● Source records
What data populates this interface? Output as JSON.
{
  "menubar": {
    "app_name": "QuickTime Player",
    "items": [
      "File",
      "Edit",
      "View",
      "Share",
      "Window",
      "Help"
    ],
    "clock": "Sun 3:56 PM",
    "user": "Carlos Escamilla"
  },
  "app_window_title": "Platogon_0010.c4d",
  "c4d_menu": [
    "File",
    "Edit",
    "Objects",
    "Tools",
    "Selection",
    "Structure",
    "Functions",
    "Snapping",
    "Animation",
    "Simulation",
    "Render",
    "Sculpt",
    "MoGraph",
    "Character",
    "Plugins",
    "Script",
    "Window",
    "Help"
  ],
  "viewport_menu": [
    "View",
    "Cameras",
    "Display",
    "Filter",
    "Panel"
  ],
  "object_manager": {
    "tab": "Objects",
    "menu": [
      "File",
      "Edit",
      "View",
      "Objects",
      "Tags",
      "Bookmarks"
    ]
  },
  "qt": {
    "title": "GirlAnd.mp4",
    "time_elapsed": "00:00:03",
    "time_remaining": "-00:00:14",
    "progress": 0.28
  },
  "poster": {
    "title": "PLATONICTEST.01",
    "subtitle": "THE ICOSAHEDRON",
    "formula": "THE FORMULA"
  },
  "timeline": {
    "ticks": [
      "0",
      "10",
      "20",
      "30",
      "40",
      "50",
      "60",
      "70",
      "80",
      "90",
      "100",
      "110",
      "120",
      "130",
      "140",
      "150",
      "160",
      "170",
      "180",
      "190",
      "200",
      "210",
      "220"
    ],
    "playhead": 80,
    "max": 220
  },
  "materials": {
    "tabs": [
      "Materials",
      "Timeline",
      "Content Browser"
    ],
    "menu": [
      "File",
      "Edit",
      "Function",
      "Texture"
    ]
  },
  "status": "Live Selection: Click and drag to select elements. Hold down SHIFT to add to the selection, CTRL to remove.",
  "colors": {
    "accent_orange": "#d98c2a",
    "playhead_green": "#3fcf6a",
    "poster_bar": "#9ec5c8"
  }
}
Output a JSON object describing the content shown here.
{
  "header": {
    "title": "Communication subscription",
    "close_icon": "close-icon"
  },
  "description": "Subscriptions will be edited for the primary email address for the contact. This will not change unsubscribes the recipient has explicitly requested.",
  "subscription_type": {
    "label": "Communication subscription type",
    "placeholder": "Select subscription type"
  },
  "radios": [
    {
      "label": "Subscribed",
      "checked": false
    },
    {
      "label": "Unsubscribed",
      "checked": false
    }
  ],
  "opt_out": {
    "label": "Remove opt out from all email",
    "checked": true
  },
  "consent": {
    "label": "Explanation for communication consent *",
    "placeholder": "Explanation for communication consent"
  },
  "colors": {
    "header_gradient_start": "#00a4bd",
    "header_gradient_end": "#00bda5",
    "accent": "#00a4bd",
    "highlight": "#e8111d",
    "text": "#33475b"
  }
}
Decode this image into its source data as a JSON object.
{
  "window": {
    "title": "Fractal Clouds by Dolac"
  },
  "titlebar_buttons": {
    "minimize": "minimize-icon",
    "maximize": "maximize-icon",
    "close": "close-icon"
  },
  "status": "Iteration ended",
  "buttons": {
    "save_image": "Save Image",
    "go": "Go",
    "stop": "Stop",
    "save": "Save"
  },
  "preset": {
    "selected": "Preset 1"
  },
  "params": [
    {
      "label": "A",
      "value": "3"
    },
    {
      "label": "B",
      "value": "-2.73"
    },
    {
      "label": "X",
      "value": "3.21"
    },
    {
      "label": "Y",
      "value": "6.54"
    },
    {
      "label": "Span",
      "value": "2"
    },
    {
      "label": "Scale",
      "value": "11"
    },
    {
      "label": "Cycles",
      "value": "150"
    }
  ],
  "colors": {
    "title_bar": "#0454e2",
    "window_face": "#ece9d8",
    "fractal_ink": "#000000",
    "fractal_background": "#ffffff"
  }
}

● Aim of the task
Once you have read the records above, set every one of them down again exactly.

● Answer area
What data populates this interface? Output as JSON.
{
  "menubar": {
    "app_name": "QuickTime Player",
    "items": [
      "File",
      "Edit",
      "View",
      "Share",
      "Window",
      "Help"
    ],
    "clock": "Sun 3:56 PM",
    "user": "Carlos Escamilla"
  },
  "app_window_title": "Platogon_0010.c4d",
  "c4d_menu": [
    "File",
    "Edit",
    "Objects",
    "Tools",
    "Selection",
    "Structure",
    "Functions",
    "Snapping",
    "Animation",
    "Simulation",
    "Render",
    "Sculpt",
    "MoGraph",
    "Character",
    "Plugins",
    "Script",
    "Window",
    "Help"
  ],
  "viewport_menu": [
    "View",
    "Cameras",
    "Display",
    "Filter",
    "Panel"
  ],
  "object_manager": {
    "tab": "Objects",
    "menu": [
      "File",
      "Edit",
      "View",
      "Objects",
      "Tags",
      "Bookmarks"
    ]
  },
  "qt": {
    "title": "GirlAnd.mp4",
    "time_elapsed": "00:00:03",
    "time_remaining": "-00:00:14",
    "progress": 0.28
  },
  "poster": {
    "title": "PLATONICTEST.01",
    "subtitle": "THE ICOSAHEDRON",
    "formula": "THE FORMULA"
  },
  "timeline": {
    "ticks": [
      "0",
      "10",
      "20",
      "30",
      "40",
      "50",
      "60",
      "70",
      "80",
      "90",
      "100",
      "110",
      "120",
      "130",
      "140",
      "150",
      "160",
      "170",
      "180",
      "190",
      "200",
      "210",
      "220"
    ],
    "playhead": 80,
    "max": 220
  },
  "materials": {
    "tabs": [
      "Materials",
      "Timeline",
      "Content Browser"
    ],
    "menu": [
      "File",
      "Edit",
      "Function",
      "Texture"
    ]
  },
  "status": "Live Selection: Click and drag to select elements. Hold down SHIFT to add to the selection, CTRL to remove.",
  "colors": {
    "accent_orange": "#d98c2a",
    "playhead_green": "#3fcf6a",
    "poster_bar": "#9ec5c8"
  }
}
Output a JSON object describing the content shown here.
{
  "header": {
    "title": "Communication subscription",
    "close_icon": "close-icon"
  },
  "description": "Subscriptions will be edited for the primary email address for the contact. This will not change unsubscribes the recipient has explicitly requested.",
  "subscription_type": {
    "label": "Communication subscription type",
    "placeholder": "Select subscription type"
  },
  "radios": [
    {
      "label": "Subscribed",
      "checked": false
    },
    {
      "label": "Unsubscribed",
      "checked": false
    }
  ],
  "opt_out": {
    "label": "Remove opt out from all email",
    "checked": true
  },
  "consent": {
    "label": "Explanation for communication consent *",
    "placeholder": "Explanation for communication consent"
  },
  "colors": {
    "header_gradient_start": "#00a4bd",
    "header_gradient_end": "#00bda5",
    "accent": "#00a4bd",
    "highlight": "#e8111d",
    "text": "#33475b"
  }
}
Decode this image into its source data as a JSON object.
{
  "window": {
    "title": "Fractal Clouds by Dolac"
  },
  "titlebar_buttons": {
    "minimize": "minimize-icon",
    "maximize": "maximize-icon",
    "close": "close-icon"
  },
  "status": "Iteration ended",
  "buttons": {
    "save_image": "Save Image",
    "go": "Go",
    "stop": "Stop",
    "save": "Save"
  },
  "preset": {
    "selected": "Preset 1"
  },
  "params": [
    {
      "label": "A",
      "value": "3"
    },
    {
      "label": "B",
      "value": "-2.73"
    },
    {
      "label": "X",
      "value": "3.21"
    },
    {
      "label": "Y",
      "value": "6.54"
    },
    {
      "label": "Span",
      "value": "2"
    },
    {
      "label": "Scale",
      "value": "11"
    },
    {
      "label": "Cycles",
      "value": "150"
    }
  ],
  "colors": {
    "title_bar": "#0454e2",
    "window_face": "#ece9d8",
    "fractal_ink": "#000000",
    "fractal_background": "#ffffff"
  }
}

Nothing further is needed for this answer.